The Electoral College, a constitutional method of electing the President not by the popular vote, but instead by a mere 538 votes spread among the states, is arcane. It allows for the possibility that a candidate who loses the popular vote could still win the the White House. It needs to go. It’s also going to be nearly impossible to get rid of, but not necessarily because of one political party or the other. It’s because abolishing it would require a constitutional amendment, which would require the support of three-quarters of the states, and some of those states are automatically going to oppose it because the electoral college system gives them greater representation in the presidential election than a popular vote would. For that mathematical glitch you can blame the Founding Fathers…
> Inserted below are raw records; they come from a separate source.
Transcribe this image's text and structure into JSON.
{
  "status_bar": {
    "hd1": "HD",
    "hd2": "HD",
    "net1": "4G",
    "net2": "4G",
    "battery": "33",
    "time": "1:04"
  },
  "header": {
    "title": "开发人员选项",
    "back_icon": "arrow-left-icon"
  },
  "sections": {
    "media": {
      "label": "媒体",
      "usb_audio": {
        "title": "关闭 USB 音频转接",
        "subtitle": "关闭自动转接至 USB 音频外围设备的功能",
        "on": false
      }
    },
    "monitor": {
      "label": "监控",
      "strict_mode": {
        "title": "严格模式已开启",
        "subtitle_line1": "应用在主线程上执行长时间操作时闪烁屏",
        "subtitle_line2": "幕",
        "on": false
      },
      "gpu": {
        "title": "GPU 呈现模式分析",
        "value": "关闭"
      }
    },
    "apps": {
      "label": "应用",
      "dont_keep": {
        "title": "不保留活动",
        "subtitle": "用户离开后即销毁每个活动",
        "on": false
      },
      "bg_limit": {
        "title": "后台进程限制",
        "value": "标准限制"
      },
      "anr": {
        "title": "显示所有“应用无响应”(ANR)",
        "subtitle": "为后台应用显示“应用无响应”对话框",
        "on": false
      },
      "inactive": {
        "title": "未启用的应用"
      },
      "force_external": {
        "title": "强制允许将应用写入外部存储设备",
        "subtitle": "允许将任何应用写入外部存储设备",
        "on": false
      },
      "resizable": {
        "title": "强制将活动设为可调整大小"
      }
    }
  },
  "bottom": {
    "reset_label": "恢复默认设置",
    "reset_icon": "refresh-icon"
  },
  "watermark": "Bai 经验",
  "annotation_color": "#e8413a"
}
In the eighteenth century, the idea behind the Electoral College had merit: television didn’t exist, newspapers were strictly local, and most U.S. citizens had no reliable way of following a presidential campaign on any level. If a candidate happened to visit and speak in their city, then the local paper would cover it, and that’s the closest they’d get to any reliable election coverage. The rest was merely hearsay. And so the idea was that each state would be given a number of electoral votes proportional to its population, and the state could assign those votes to reliable people who were tuned in to what the candidates stood for. The trouble with that system is that electoral votes were, and stilll are, allotted based on how many people each state has in congress. The smallest of states only have one House representative, but they still have two Senators. That gives each state a minimum of three electoral votes, or about 0.5% of the presidential voting power, even if the population of that state is so tiny that is has, say, 0.1% of the nation’s population. Switching from the Electoral College to a straight-up popular vote would drastically reduce the presidential voting power of those in states like Alaska or Delaware, whose votes are currently given as much as five times the weight of votes cast in a larger state like California or Texas whose electoral votes match up with their respective population.
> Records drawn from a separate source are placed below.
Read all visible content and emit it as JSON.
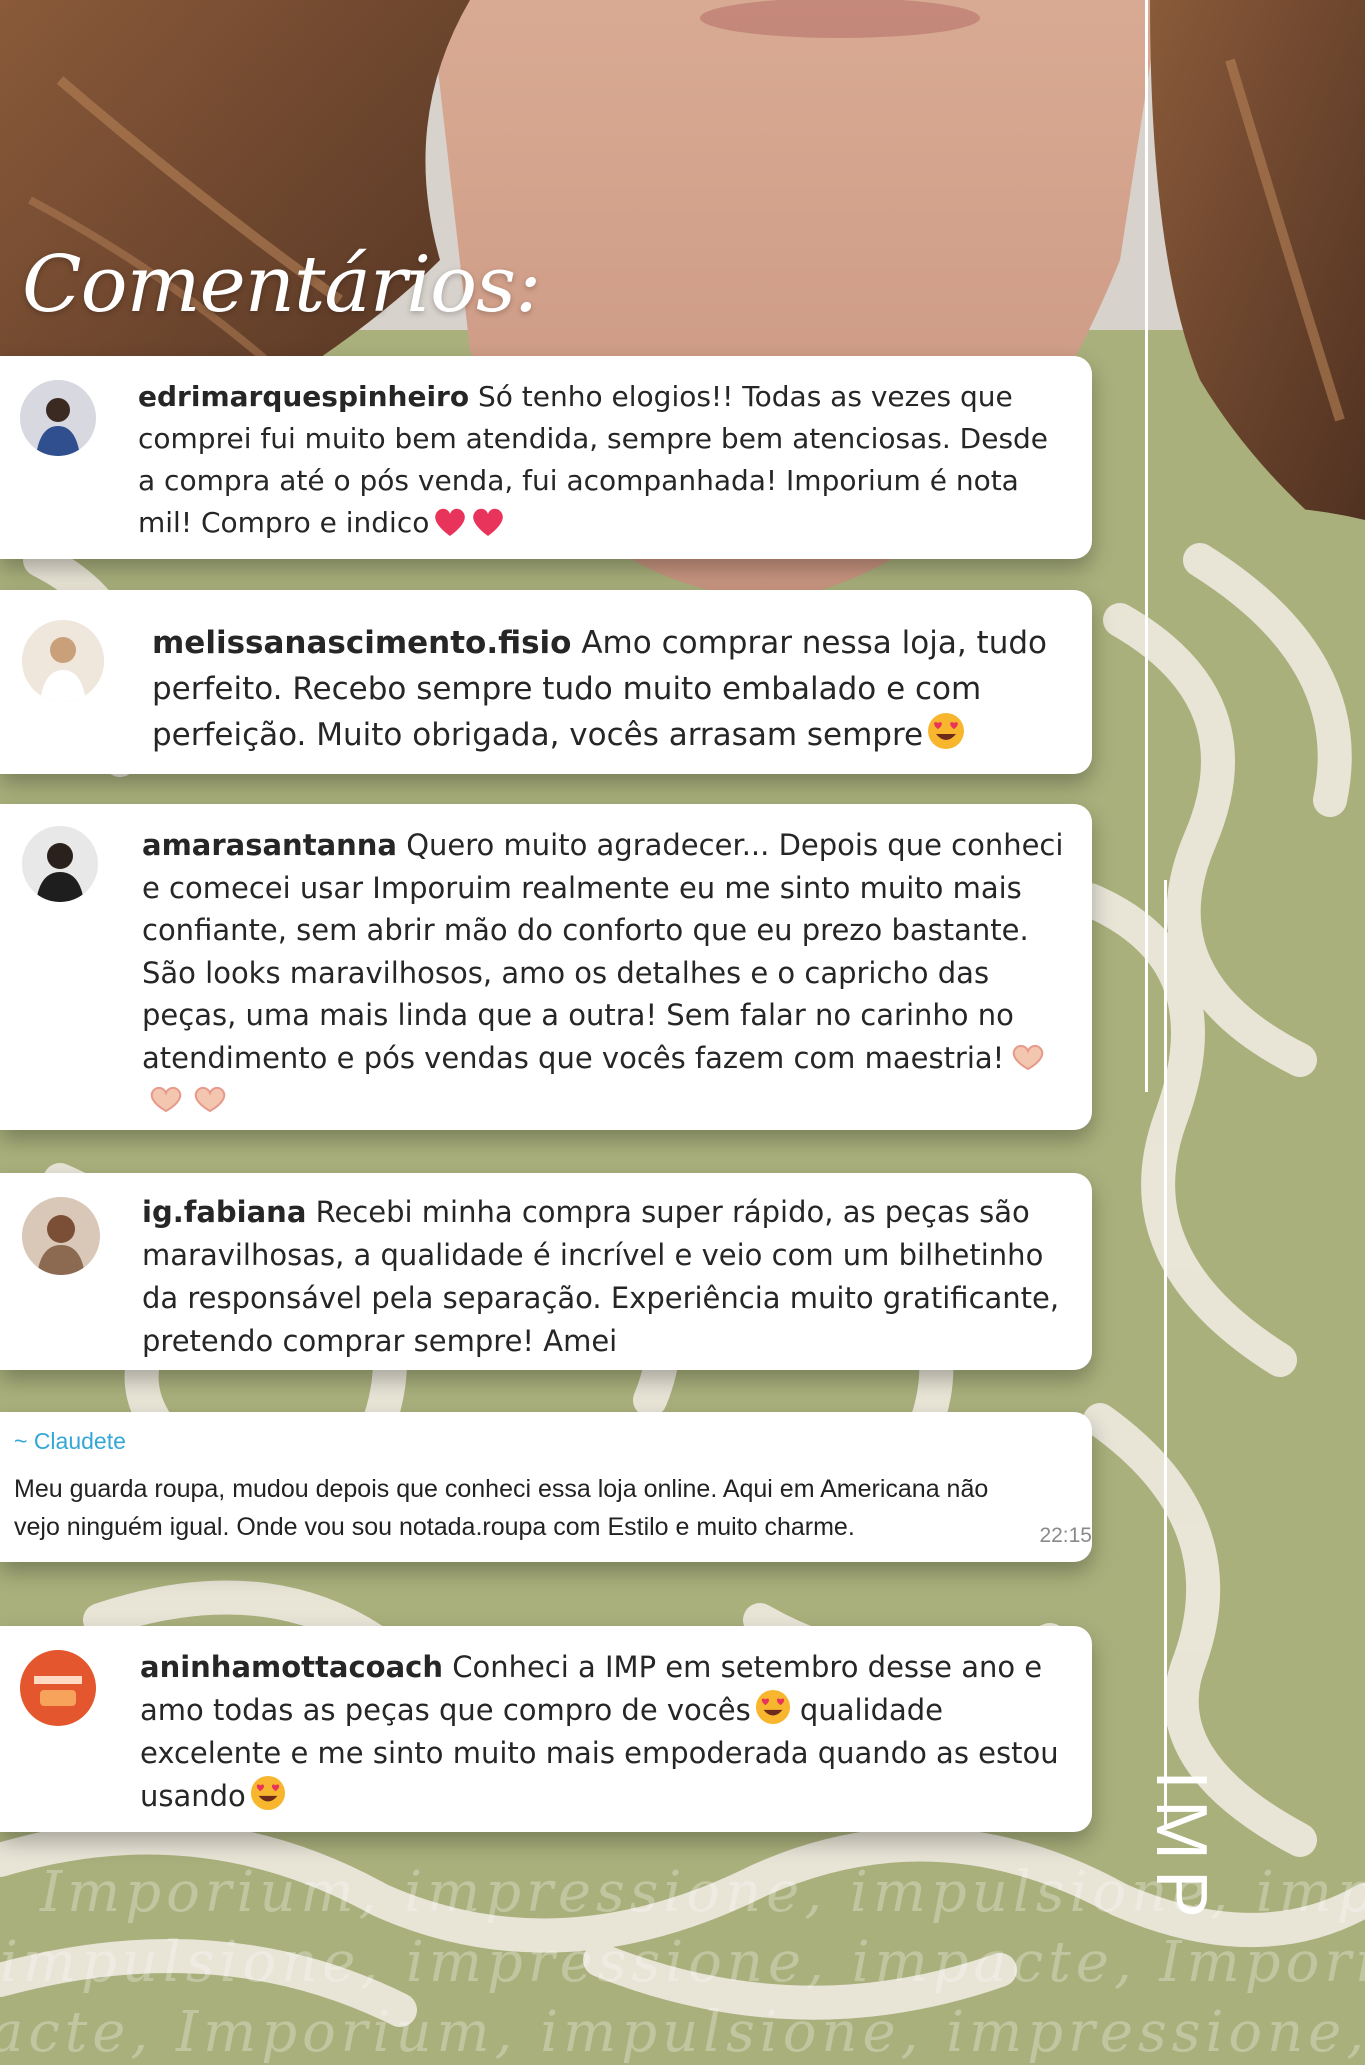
{
  "heading": "Comentários:",
  "colors": {
    "accent_olive": "#a9b07c",
    "card_bg": "#ffffff",
    "username": "#262626",
    "whatsapp_name": "#34a7d6"
  },
  "comments": [
    {
      "username": "edrimarquespinheiro",
      "text": " Só tenho elogios!! Todas as vezes que comprei fui muito bem atendida, sempre bem atenciosas. Desde a compra até o pós venda, fui acompanhada! Imporium é nota mil! Compro e indico",
      "emoji": "heart-emoji x2"
    },
    {
      "username": "melissanascimento.fisio",
      "text": " Amo comprar nessa loja, tudo perfeito. Recebo sempre tudo muito embalado e com perfeição. Muito obrigada, vocês arrasam sempre",
      "emoji": "heart-eyes-emoji"
    },
    {
      "username": "amarasantanna",
      "text": " Quero muito agradecer... Depois que conheci e comecei usar Imporuim realmente eu me sinto muito mais confiante, sem abrir mão do conforto que eu prezo bastante. São looks maravilhosos, amo os detalhes e o capricho das peças, uma mais linda que a outra! Sem falar no carinho no atendimento e pós vendas que vocês fazem com maestria!",
      "emoji": "hand-heart-emoji x3"
    },
    {
      "username": "ig.fabiana",
      "text": " Recebi minha compra super rápido, as peças são maravilhosas, a qualidade é incrível e veio com um bilhetinho da responsável pela separação. Experiência muito gratificante, pretendo comprar sempre! Amei"
    },
    {
      "username": "aninhamottacoach",
      "text_part1": " Conheci a IMP em setembro desse ano e amo todas as peças que compro de vocês",
      "text_part2": " qualidade excelente e me sinto muito mais empoderada quando as estou usando",
      "emoji": "heart-eyes-emoji"
    }
  ],
  "whatsapp": {
    "name": "~ Claudete",
    "text": "Meu guarda roupa, mudou depois que conheci essa loja online. Aqui em Americana não vejo ninguém igual. Onde vou sou notada.roupa com Estilo e muito charme.",
    "time": "22:15"
  },
  "logo": "IMP",
  "tagline_lines": [
    "Imporium, impressione, impulsione, impacte",
    "impulsione, impressione, impacte, Imporium",
    "acte, Imporium, impulsione, impressione, I"
  ]
}
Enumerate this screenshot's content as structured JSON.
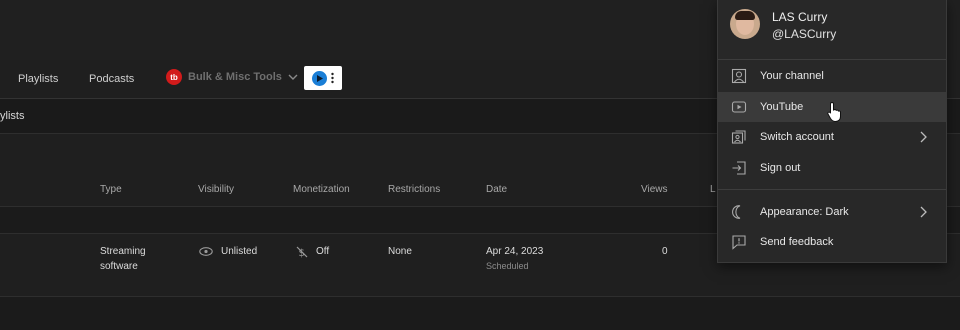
{
  "tabs": [
    "Playlists",
    "Podcasts"
  ],
  "toolbar": {
    "bulk_label": "Bulk & Misc Tools",
    "logo_text": "tb"
  },
  "filter": {
    "label": "ylists"
  },
  "table": {
    "headers": [
      "Type",
      "Visibility",
      "Monetization",
      "Restrictions",
      "Date",
      "Views",
      "L"
    ],
    "row": {
      "type_line1": "Streaming",
      "type_line2": "software",
      "visibility": "Unlisted",
      "monetization": "Off",
      "restrictions": "None",
      "date": "Apr 24, 2023",
      "date_status": "Scheduled",
      "views": "0"
    }
  },
  "account_menu": {
    "name": "LAS Curry",
    "handle": "@LASCurry",
    "items": [
      {
        "label": "Your channel",
        "icon": "person-box-icon"
      },
      {
        "label": "YouTube",
        "icon": "play-box-icon"
      },
      {
        "label": "Switch account",
        "icon": "switch-account-icon"
      },
      {
        "label": "Sign out",
        "icon": "sign-out-icon"
      },
      {
        "label": "Appearance: Dark",
        "icon": "moon-icon"
      },
      {
        "label": "Send feedback",
        "icon": "feedback-icon"
      }
    ]
  },
  "colors": {
    "accent_red": "#d21b1b",
    "menu_bg": "#282828",
    "highlight": "#3a3a3a",
    "ext_blue": "#1a7ed6"
  }
}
There are currently seven tiny states which are overrepresented in the Electoral college with their three votes, another five which are overrepresented with four votes, and several with five or six. Any constitutional amendment abolishing the college would require the support of thirty-eight out of the fifty states. But a headcount says that at least thirteen of the smallest states are over-counted by the current system and would lose that advantage in a popular vote and would therefore be likely to oppose such an amendment. Short of a nationwide public information campaign aimed at making the public aware of the over-representation of the small states under the current system in an attempt to embarrass them into not fighting such an amendment, the odds of being able to eliminate the Electoral College seem remote. In the mean time some larger states are promoting a system which would apportion the electoral votes to match up with the popular vote, but not for the reason one might think…
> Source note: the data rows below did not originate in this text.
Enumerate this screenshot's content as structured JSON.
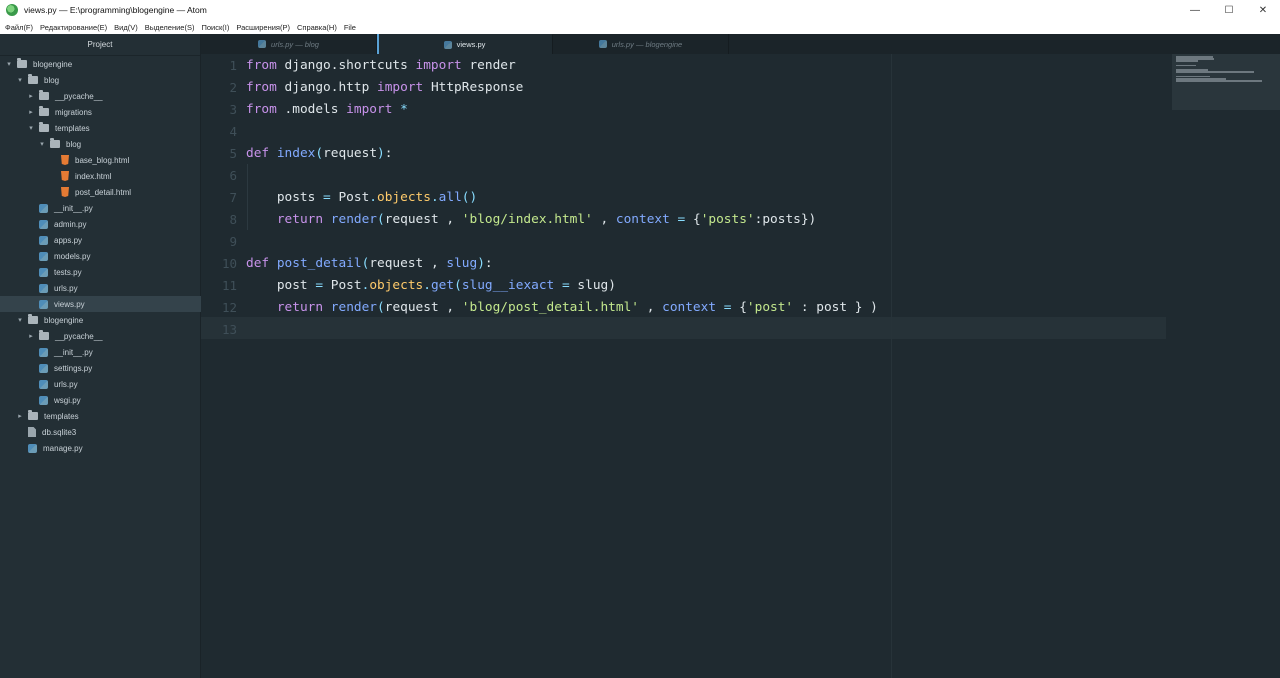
{
  "window": {
    "title": "views.py — E:\\programming\\blogengine — Atom",
    "controls": [
      "—",
      "☐",
      "✕"
    ]
  },
  "menu": [
    "Файл(F)",
    "Редактирование(E)",
    "Вид(V)",
    "Выделение(S)",
    "Поиск(I)",
    "Расширения(P)",
    "Справка(H)",
    "File"
  ],
  "sidebar": {
    "title": "Project",
    "tree": [
      {
        "label": "blogengine",
        "icon": "folder",
        "expanded": true
      },
      {
        "label": "blog",
        "icon": "folder",
        "expanded": true
      },
      {
        "label": "__pycache__",
        "icon": "folder",
        "expanded": false
      },
      {
        "label": "migrations",
        "icon": "folder",
        "expanded": false
      },
      {
        "label": "templates",
        "icon": "folder",
        "expanded": true
      },
      {
        "label": "blog",
        "icon": "folder",
        "expanded": true
      },
      {
        "label": "base_blog.html",
        "icon": "html"
      },
      {
        "label": "index.html",
        "icon": "html"
      },
      {
        "label": "post_detail.html",
        "icon": "html"
      },
      {
        "label": "__init__.py",
        "icon": "python"
      },
      {
        "label": "admin.py",
        "icon": "python"
      },
      {
        "label": "apps.py",
        "icon": "python"
      },
      {
        "label": "models.py",
        "icon": "python"
      },
      {
        "label": "tests.py",
        "icon": "python"
      },
      {
        "label": "urls.py",
        "icon": "python"
      },
      {
        "label": "views.py",
        "icon": "python",
        "selected": true
      },
      {
        "label": "blogengine",
        "icon": "folder",
        "expanded": true
      },
      {
        "label": "__pycache__",
        "icon": "folder",
        "expanded": false
      },
      {
        "label": "__init__.py",
        "icon": "python"
      },
      {
        "label": "settings.py",
        "icon": "python"
      },
      {
        "label": "urls.py",
        "icon": "python"
      },
      {
        "label": "wsgi.py",
        "icon": "python"
      },
      {
        "label": "templates",
        "icon": "folder",
        "expanded": false
      },
      {
        "label": "db.sqlite3",
        "icon": "file"
      },
      {
        "label": "manage.py",
        "icon": "python"
      }
    ]
  },
  "tabs": [
    {
      "label": "urls.py — blog",
      "active": false
    },
    {
      "label": "views.py",
      "active": true
    },
    {
      "label": "urls.py — blogengine",
      "active": false
    }
  ],
  "editor": {
    "line_numbers": [
      "1",
      "2",
      "3",
      "4",
      "5",
      "6",
      "7",
      "8",
      "9",
      "10",
      "11",
      "12",
      "13"
    ],
    "lines": [
      [
        [
          "k",
          "from"
        ],
        [
          "t",
          " django.shortcuts "
        ],
        [
          "k",
          "import"
        ],
        [
          "t",
          " render"
        ]
      ],
      [
        [
          "k",
          "from"
        ],
        [
          "t",
          " django.http "
        ],
        [
          "k",
          "import"
        ],
        [
          "t",
          " HttpResponse"
        ]
      ],
      [
        [
          "k",
          "from"
        ],
        [
          "t",
          " .models "
        ],
        [
          "k",
          "import"
        ],
        [
          "t",
          " "
        ],
        [
          "p",
          "*"
        ]
      ],
      [],
      [
        [
          "k",
          "def"
        ],
        [
          "t",
          " "
        ],
        [
          "f",
          "index"
        ],
        [
          "p",
          "("
        ],
        [
          "t",
          "request"
        ],
        [
          "p",
          ")"
        ],
        [
          "t",
          ":"
        ]
      ],
      [],
      [
        [
          "t",
          "    posts "
        ],
        [
          "p",
          "="
        ],
        [
          "t",
          " Post"
        ],
        [
          "p",
          "."
        ],
        [
          "o",
          "objects"
        ],
        [
          "p",
          "."
        ],
        [
          "f",
          "all"
        ],
        [
          "p",
          "()"
        ]
      ],
      [
        [
          "t",
          "    "
        ],
        [
          "k",
          "return"
        ],
        [
          "t",
          " "
        ],
        [
          "f",
          "render"
        ],
        [
          "p",
          "("
        ],
        [
          "t",
          "request , "
        ],
        [
          "s",
          "'blog/index.html'"
        ],
        [
          "t",
          " , "
        ],
        [
          "f",
          "context"
        ],
        [
          "t",
          " "
        ],
        [
          "p",
          "="
        ],
        [
          "t",
          " {"
        ],
        [
          "s",
          "'posts'"
        ],
        [
          "t",
          ":posts})"
        ]
      ],
      [],
      [
        [
          "k",
          "def"
        ],
        [
          "t",
          " "
        ],
        [
          "f",
          "post_detail"
        ],
        [
          "p",
          "("
        ],
        [
          "t",
          "request , "
        ],
        [
          "f",
          "slug"
        ],
        [
          "p",
          ")"
        ],
        [
          "t",
          ":"
        ]
      ],
      [
        [
          "t",
          "    post "
        ],
        [
          "p",
          "="
        ],
        [
          "t",
          " Post"
        ],
        [
          "p",
          "."
        ],
        [
          "o",
          "objects"
        ],
        [
          "p",
          "."
        ],
        [
          "f",
          "get"
        ],
        [
          "p",
          "("
        ],
        [
          "f",
          "slug__iexact"
        ],
        [
          "t",
          " "
        ],
        [
          "p",
          "="
        ],
        [
          "t",
          " slug)"
        ]
      ],
      [
        [
          "t",
          "    "
        ],
        [
          "k",
          "return"
        ],
        [
          "t",
          " "
        ],
        [
          "f",
          "render"
        ],
        [
          "p",
          "("
        ],
        [
          "t",
          "request , "
        ],
        [
          "s",
          "'blog/post_detail.html'"
        ],
        [
          "t",
          " , "
        ],
        [
          "f",
          "context"
        ],
        [
          "t",
          " "
        ],
        [
          "p",
          "="
        ],
        [
          "t",
          " {"
        ],
        [
          "s",
          "'post'"
        ],
        [
          "t",
          " : post } )"
        ]
      ],
      []
    ]
  },
  "colors": {
    "keyword": "#c792ea",
    "function": "#82aaff",
    "string": "#c3e88d",
    "punctuation": "#89ddff",
    "attribute": "#ffcb6b",
    "text": "#dfe6ea",
    "background": "#1f2a30",
    "sidebar": "#232f35"
  }
}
As the republican party continues to see its key demographics growing smaller, it faces a future where it can no longer win the White House under either the current system or under a popular vote. In some states such as Virginia, republicans are attempting to change the law so that the state’s electoral votes are not all awarded to the candidate who won the state, but instead divided up among the candidates in proportion to the popular vote. This sounds fair in theory, with the net result being that perhaps 55% of Virginia’s electoral votes would go to a the democratic candidate and the other 45% going to the republican – but in reality it would only be fair if the laws were also changed in a state like Texas where the republican candidate usually wins by a slight majority but gets 100% of that state’s electoral votes. Such state level efforts are being widely decried as an attempt at cheating, and even some republican leaders in Washington are distancing themselves from such efforts. The only fairly balanced method of apportioning electoral votes would be a constructional amendment which either requires every state to apportion its electoral votes, or does away with the electoral college entirely. But so long as the smallest of states reject such national reform, we’re stuck with the system we have.

Will Stabley
Will Stabley is the Founder and Senior Editor of Stabley Times.
Will Stabley


  1. maronoff on January 28, 2013 at 11:31 pm

    WRONG!!! If sates with a total of at least 270 electoral college votes pass local (state) laws where they will apportion their electoral college votes based on NATIONAL popular vote then no federal change is needed.

  2. beatweek on January 28, 2013 at 11:33 pm

    @maronoff  WRONG!!! All that would do is skew the results even further. Every single state would need to pass such legislation, or you’d end up with an imbalance where some states give 100% of their electoral votes to one candidate while others apportion theirs, and the odds of the the popular vote winner also winning the electoral college would be much worse.

  3. beatweek on January 28, 2013 at 11:35 pm

    @maronoff All that would do is skew the results even further. For what you’re talking about, every single state would need to move to an apportioned electoral allocation in the same election cycle, and the odds of that are zero, short of an amendment requiring them to do so.